§ EXERCISE REQUIREMENTS: Filter the entries for the word "Central". Copy each line that has it.

Records contained in a dataset
-- Opening Marker --
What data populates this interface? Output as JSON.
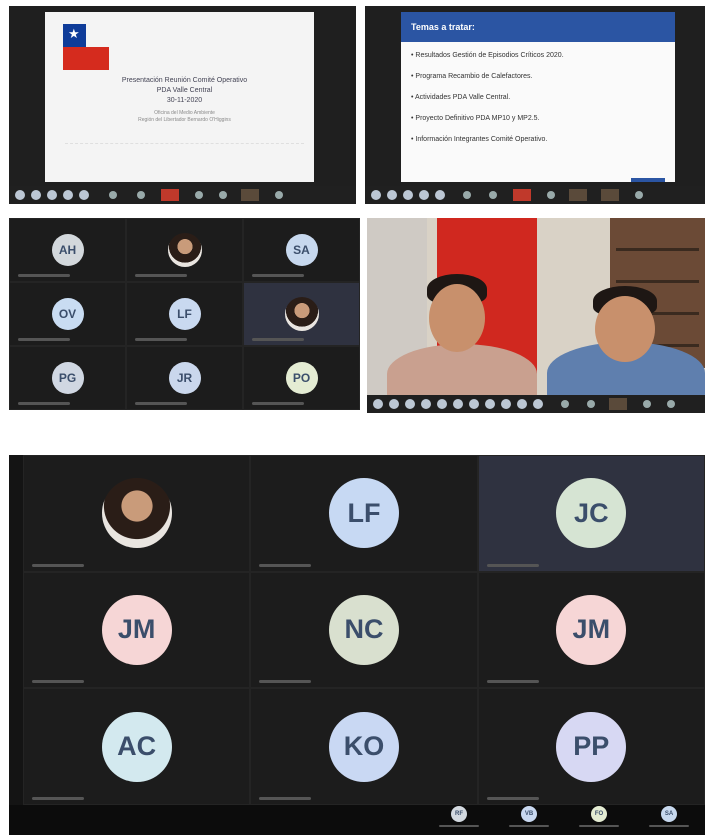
{
  "slide1": {
    "title_line1": "Presentación Reunión Comité Operativo",
    "title_line2": "PDA Valle Central",
    "title_line3": "30-11-2020",
    "subtitle_line1": "Oficina del Medio Ambiente",
    "subtitle_line2": "Región del Libertador Bernardo O'Higgins"
  },
  "slide2": {
    "heading": "Temas a tratar:",
    "items": [
      "• Resultados Gestión de Episodios Críticos 2020.",
      "• Programa Recambio de Calefactores.",
      "• Actividades PDA Valle Central.",
      "• Proyecto Definitivo PDA MP10 y MP2.5.",
      "• Información Integrantes Comité Operativo."
    ]
  },
  "grid_small": {
    "tiles": [
      {
        "initials": "AH",
        "color": "#d3d8dc"
      },
      {
        "initials": "",
        "color": "#ffffff",
        "photo": true
      },
      {
        "initials": "SA",
        "color": "#c7d8ee"
      },
      {
        "initials": "OV",
        "color": "#c9dcf2"
      },
      {
        "initials": "LF",
        "color": "#c9d9f0"
      },
      {
        "initials": "",
        "color": "#ffffff",
        "photo": true,
        "highlight": true
      },
      {
        "initials": "PG",
        "color": "#d0d7e2"
      },
      {
        "initials": "JR",
        "color": "#cad7ec"
      },
      {
        "initials": "PO",
        "color": "#e4ecd3"
      }
    ]
  },
  "grid_large": {
    "tiles": [
      {
        "initials": "",
        "color": "#ffffff",
        "photo": true
      },
      {
        "initials": "LF",
        "color": "#c7d9f3"
      },
      {
        "initials": "JC",
        "color": "#d6e4d3",
        "highlight": true
      },
      {
        "initials": "JM",
        "color": "#f6d6d6"
      },
      {
        "initials": "NC",
        "color": "#d9e0cf"
      },
      {
        "initials": "JM",
        "color": "#f6d6d6"
      },
      {
        "initials": "AC",
        "color": "#d3e9ef"
      },
      {
        "initials": "KO",
        "color": "#c9d8f3"
      },
      {
        "initials": "PP",
        "color": "#d7d8f3"
      }
    ],
    "mini": [
      {
        "initials": "RF",
        "color": "#d3d9e0"
      },
      {
        "initials": "VB",
        "color": "#c9d8f0"
      },
      {
        "initials": "FO",
        "color": "#e4ecd3"
      },
      {
        "initials": "SA",
        "color": "#c7d8ee"
      }
    ]
  },
  "colors": {
    "accent": "#2b55a3",
    "bg": "#1c1c1c",
    "chile_red": "#d52b1e",
    "chile_blue": "#0f3c99"
  }
}
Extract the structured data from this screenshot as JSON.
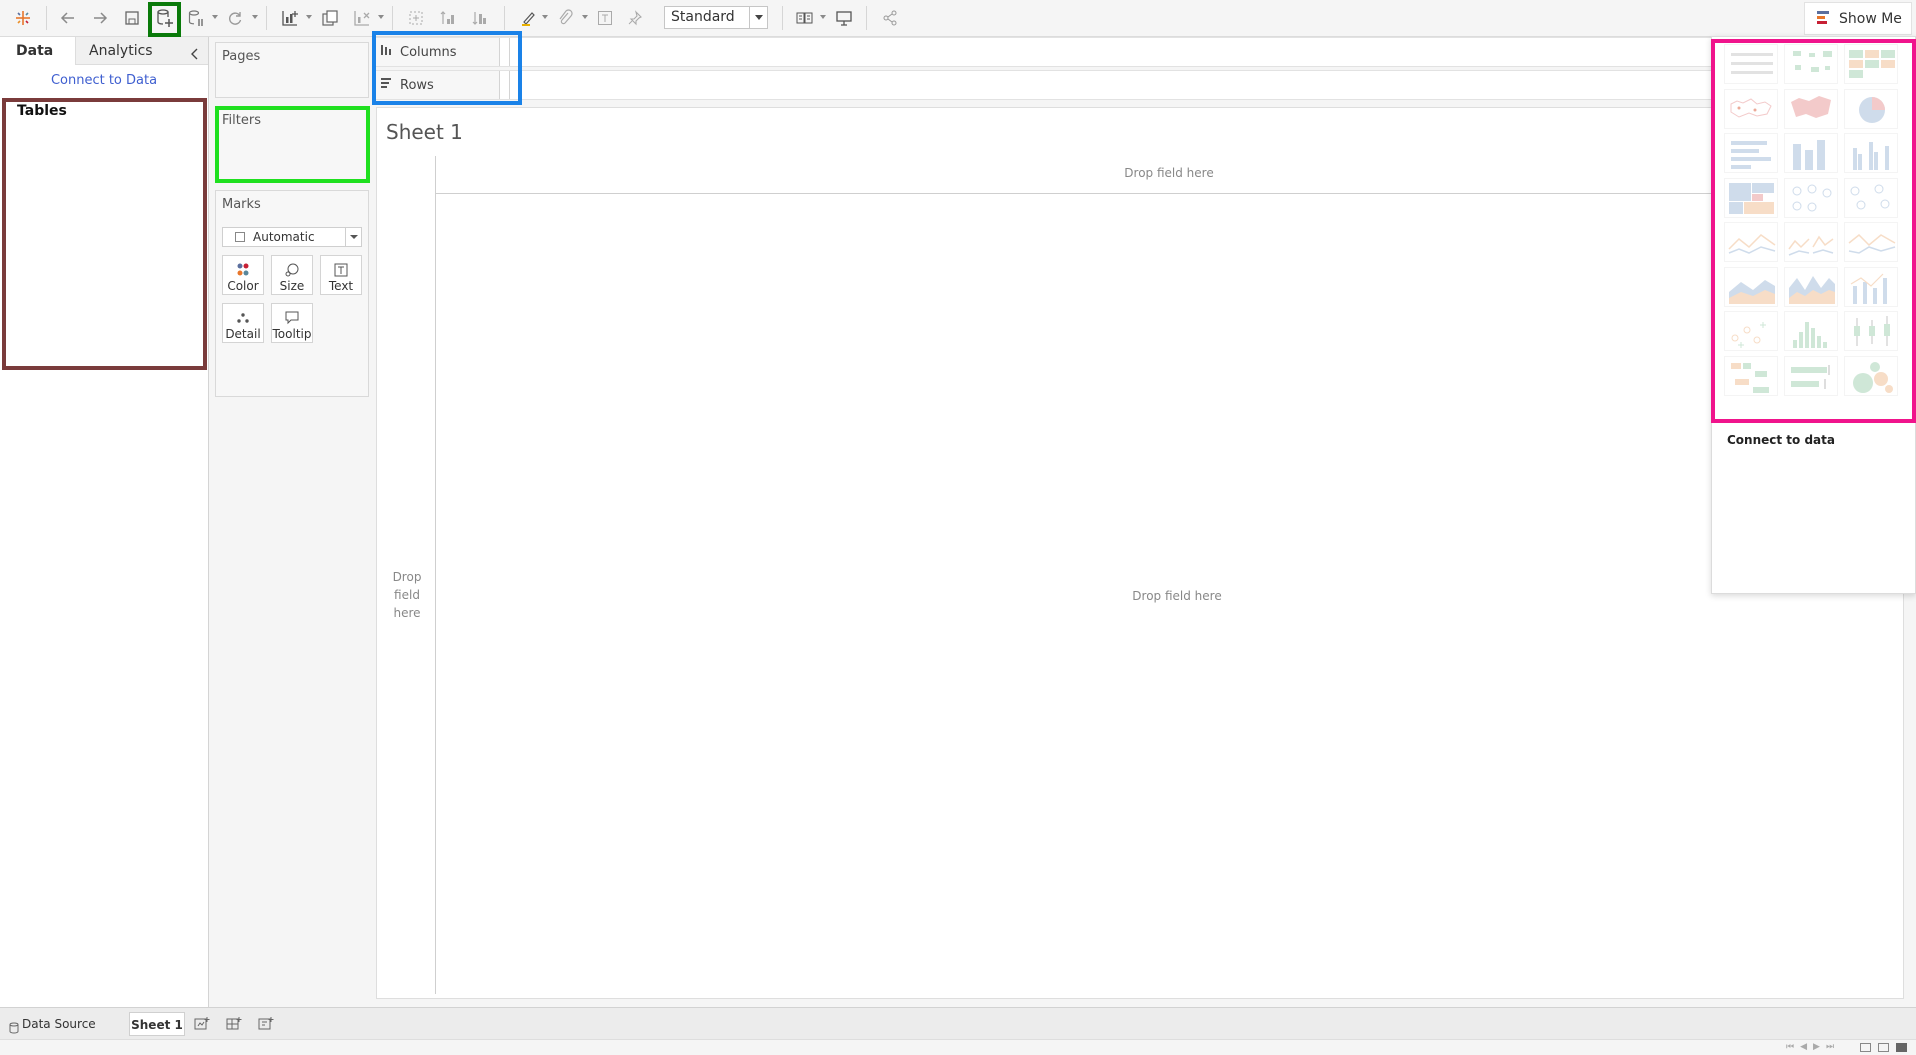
{
  "toolbar": {
    "view_mode": "Standard",
    "show_me_label": "Show Me"
  },
  "data_pane": {
    "tab_data": "Data",
    "tab_analytics": "Analytics",
    "connect_link": "Connect to Data",
    "tables_title": "Tables"
  },
  "shelves": {
    "pages": "Pages",
    "filters": "Filters",
    "marks": "Marks",
    "marks_type": "Automatic",
    "mark_buttons": [
      "Color",
      "Size",
      "Text",
      "Detail",
      "Tooltip"
    ],
    "columns": "Columns",
    "rows": "Rows"
  },
  "worksheet": {
    "title": "Sheet 1",
    "columns_drop": "Drop field here",
    "rows_drop": "Drop field here",
    "center_drop": "Drop field here"
  },
  "show_me": {
    "caption": "Connect to data",
    "chart_types": [
      "text-table",
      "heat-map",
      "highlight-table",
      "symbol-map",
      "filled-map",
      "pie-chart",
      "horizontal-bars",
      "stacked-bars",
      "side-by-side-bars",
      "treemap",
      "circle-view",
      "side-by-side-circles",
      "lines-continuous",
      "lines-discrete",
      "dual-lines",
      "area-continuous",
      "area-discrete",
      "dual-combination",
      "scatter-plot",
      "histogram",
      "box-and-whisker",
      "gantt-chart",
      "bullet-graph",
      "packed-bubbles"
    ]
  },
  "sheet_tabs": {
    "data_source": "Data Source",
    "sheet1": "Sheet 1"
  },
  "colors": {
    "highlight_toolbar_button": "#0a7a0a",
    "highlight_tables": "#7a3b3b",
    "highlight_filters": "#1fe01f",
    "highlight_columns_rows": "#1a82e8",
    "highlight_show_me": "#f0148c"
  }
}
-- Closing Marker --
§ EXPECTED OUTPUT:
    "title_line2": "PDA Valle Central",
      "• Actividades PDA Valle Central.",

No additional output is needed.